Jimmy Jam, Terry Lewis taking studio talents to movies now
/ Source: The Associated Press

Ever the sports fanatic, Jimmy Jam uses football and basketball to put his two-decade music collaboration with Terry Lewis in perspective.

Jam notes that Hall of Fame coach Joe Gibbs is back with the NFL’s Washington Redskins and that 70-year-old coach Hubie Brown has turned around the NBA’s Memphis Grizzlies. “All of a sudden people realize, well, wait a minute, they have knowledge and experience that really can’t be taught. You have to live it. And we’ve lived a lot of musical lives,” Jam says.

Jam and Lewis are executive producers of Janet Jackson’s new CD, “Damita Jo.” It’s the latest installment in a partnership with Jackson going back to her 1986 breakthrough album, “Control,” which netted Jam and Lewis their first and — despite numerous nominations since then — only Grammy as producers of the year.

Jam and Lewis also had a hand in Usher’s new album, “Confessions,” which sold an astounding 1.1 million copies its first week out, as well as Usher’s last album, 2001’s “8701,” which sold more than 3 million copies.

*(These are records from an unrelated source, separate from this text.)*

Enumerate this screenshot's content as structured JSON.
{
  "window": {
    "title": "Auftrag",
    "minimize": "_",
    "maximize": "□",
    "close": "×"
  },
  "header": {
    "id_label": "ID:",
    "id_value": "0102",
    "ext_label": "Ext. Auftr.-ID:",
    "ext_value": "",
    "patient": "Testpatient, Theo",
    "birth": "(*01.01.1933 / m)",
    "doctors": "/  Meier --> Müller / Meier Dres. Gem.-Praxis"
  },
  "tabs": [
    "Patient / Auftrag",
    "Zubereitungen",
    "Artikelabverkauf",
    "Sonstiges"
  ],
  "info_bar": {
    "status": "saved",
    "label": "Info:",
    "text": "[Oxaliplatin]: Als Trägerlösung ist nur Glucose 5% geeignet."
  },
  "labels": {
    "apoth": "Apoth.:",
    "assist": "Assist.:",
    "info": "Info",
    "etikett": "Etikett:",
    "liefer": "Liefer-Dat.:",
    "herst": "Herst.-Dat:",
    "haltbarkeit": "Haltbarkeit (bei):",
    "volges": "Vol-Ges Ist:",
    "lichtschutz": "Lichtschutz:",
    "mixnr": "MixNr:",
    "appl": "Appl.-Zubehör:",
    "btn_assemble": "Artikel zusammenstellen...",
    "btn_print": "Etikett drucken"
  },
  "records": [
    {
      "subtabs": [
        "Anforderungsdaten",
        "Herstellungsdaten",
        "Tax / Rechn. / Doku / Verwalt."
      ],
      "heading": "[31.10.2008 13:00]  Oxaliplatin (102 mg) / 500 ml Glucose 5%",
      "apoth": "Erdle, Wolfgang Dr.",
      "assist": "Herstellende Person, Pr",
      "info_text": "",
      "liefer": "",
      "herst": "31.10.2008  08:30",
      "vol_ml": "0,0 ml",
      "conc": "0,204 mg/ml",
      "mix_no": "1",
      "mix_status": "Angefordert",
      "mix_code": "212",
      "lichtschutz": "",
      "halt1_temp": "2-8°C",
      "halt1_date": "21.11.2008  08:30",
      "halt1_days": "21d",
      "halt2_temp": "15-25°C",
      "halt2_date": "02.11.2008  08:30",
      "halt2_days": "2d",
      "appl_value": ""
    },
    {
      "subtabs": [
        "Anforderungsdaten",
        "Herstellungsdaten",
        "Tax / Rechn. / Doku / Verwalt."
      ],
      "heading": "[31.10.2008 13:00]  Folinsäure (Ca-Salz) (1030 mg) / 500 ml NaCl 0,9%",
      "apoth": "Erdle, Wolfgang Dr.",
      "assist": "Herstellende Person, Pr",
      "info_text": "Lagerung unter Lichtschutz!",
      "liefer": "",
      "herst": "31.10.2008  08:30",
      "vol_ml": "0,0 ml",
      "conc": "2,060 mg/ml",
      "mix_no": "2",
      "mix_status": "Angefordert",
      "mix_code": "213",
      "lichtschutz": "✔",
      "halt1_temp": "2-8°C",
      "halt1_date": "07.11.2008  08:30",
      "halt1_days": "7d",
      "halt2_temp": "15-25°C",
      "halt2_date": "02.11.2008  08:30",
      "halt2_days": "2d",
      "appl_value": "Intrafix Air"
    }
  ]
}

As Jam, 44, points out, he and his 47-year-old partner are old school but also current. Their producing credits stretch back to the S.O.S. Band, Gladys Knight and Alexander O’Neal and up to Mariah Carey, Boyz II Men and Heather Headley.

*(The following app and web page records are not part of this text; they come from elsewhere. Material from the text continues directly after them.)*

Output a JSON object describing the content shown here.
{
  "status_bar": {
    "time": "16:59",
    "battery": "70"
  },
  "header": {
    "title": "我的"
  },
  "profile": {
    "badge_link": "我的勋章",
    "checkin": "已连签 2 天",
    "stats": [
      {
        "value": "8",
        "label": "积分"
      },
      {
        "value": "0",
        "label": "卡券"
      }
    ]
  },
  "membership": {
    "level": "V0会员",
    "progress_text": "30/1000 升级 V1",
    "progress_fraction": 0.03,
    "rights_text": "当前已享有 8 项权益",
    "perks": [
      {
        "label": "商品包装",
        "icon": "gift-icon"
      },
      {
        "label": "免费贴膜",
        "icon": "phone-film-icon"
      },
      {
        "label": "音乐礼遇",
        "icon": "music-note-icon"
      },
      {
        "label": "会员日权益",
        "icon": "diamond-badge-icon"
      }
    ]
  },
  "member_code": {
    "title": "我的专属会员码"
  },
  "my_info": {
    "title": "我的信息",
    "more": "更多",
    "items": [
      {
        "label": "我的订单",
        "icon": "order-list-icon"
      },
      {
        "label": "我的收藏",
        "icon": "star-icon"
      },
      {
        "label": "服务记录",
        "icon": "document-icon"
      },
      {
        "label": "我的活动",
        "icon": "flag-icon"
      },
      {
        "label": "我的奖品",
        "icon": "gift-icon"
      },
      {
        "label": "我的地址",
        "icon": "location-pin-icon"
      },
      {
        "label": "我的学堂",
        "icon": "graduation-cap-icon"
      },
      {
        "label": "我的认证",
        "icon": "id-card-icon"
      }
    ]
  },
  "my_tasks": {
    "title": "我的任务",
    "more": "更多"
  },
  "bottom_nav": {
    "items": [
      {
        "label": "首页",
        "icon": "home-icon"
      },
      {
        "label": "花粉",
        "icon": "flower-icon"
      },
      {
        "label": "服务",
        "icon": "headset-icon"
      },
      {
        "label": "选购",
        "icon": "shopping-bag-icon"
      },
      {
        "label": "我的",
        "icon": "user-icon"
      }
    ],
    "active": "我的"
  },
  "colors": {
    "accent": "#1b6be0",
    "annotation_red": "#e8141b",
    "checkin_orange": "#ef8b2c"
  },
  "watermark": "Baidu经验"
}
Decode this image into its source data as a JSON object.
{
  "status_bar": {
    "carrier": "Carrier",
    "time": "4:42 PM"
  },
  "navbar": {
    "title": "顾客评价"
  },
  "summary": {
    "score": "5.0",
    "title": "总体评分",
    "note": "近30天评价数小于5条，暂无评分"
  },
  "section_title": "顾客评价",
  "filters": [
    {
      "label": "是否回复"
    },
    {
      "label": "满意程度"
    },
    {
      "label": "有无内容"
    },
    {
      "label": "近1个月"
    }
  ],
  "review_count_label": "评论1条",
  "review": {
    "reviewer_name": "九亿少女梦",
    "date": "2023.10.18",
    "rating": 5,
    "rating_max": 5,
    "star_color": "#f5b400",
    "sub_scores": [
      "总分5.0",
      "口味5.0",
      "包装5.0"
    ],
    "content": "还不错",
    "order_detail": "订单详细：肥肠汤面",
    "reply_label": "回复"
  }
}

“I do feel we are elder statesmen, I absolutely do,” says Jam, who generally speaks for the pair (Lewis declined an interview request). “And I don’t think that’s a bad thing.”

On “Damita Jo,” Jam and Lewis took an executive producer role. Besides tracks produced by Jam, Lewis and Jackson, there are others produced by Dallas Austin (TLC, Madonna), Kenneth “Babyface” Edmonds and Kanye West (Jay-Z).

The goal, Jam says, was not to compromise Jackson’s sound. “We made sure that the record sounded like Janet,” he says.

Jam calls Jackson “the ultimate muse.” Her 18-year working relationship with Jam and Lewis has resulted in big-selling albums such as “Control” and “Rhythm Nation 1814” and a string of hit singles. “We love each other. We get along great,” Jam says. “The fun that we’ve had making the records has always shown through on the records.”

Singer Patti LaBelle says she likes working with Jam and Lewis because of their laid-back style and attention to the artist. “It makes me come alive, and it makes me produce more, and they get a better Patti,” says LaBelle, whose work with Jam and Lewis includes the singles “The Right Kinda Lover” in 1994 and “When You Talk About Love” in 1997.

Jam (real name James Harris III) and Lewis have been friends for 32 years. The two met in 1972 at the University of Minnesota in a program for promising students from urban schools.

Known for wearing fedoras and sunglasses, the two were part of The Time before Prince booted them in 1983 after they missed a gig because of a snowstorm in Atlanta. Jam and Lewis then turned to producing full-time, first in Minneapolis, then in the suburb of Edina.

After winning Producer of the Year (non-classical) Grammys their first time out, Jam and Lewis have been nominated for that award eight more times — including the last four years straight — but have gone home empty-handed. (They did snag Grammys along with Janet Jackson for Best R&B Song for 1993’s “That’s the Way Love Goes” and for Best Dance Recording for 2001’s “All For You.”)

Jam says he loves the Grammy nominations. “It costs me a lot of money, though, because every year that we get nominated, that means my wife has to find a new dress to wear to the ceremony.”

In the last two years, Jam and Lewis have been doing more movie work in Los Angeles, spending about 75 percent of their time there. They did the soundtrack for last year’s “The Fighting Temptations” and are working on the upcoming “Bridget Jones’s Diary” sequel. They’ve set up temporary shop in a Beverly Hills studio (dubbed “Flyte Tyme West” after their Twin Cities-based production company) and have bought a building in Santa Monica, Calif., a couple of blocks from major movie studios.

It’s easier being closer to the artists in Los Angeles than flying them to the Twin Cities, Jam says. For example, singer Gwen Stefani of No Doubt stopped by for a meeting that led to their writing two songs, he says.

“Really, the coolest thing about films is simply that it’s something different,” he says. “It’s just moving on to a different thing.”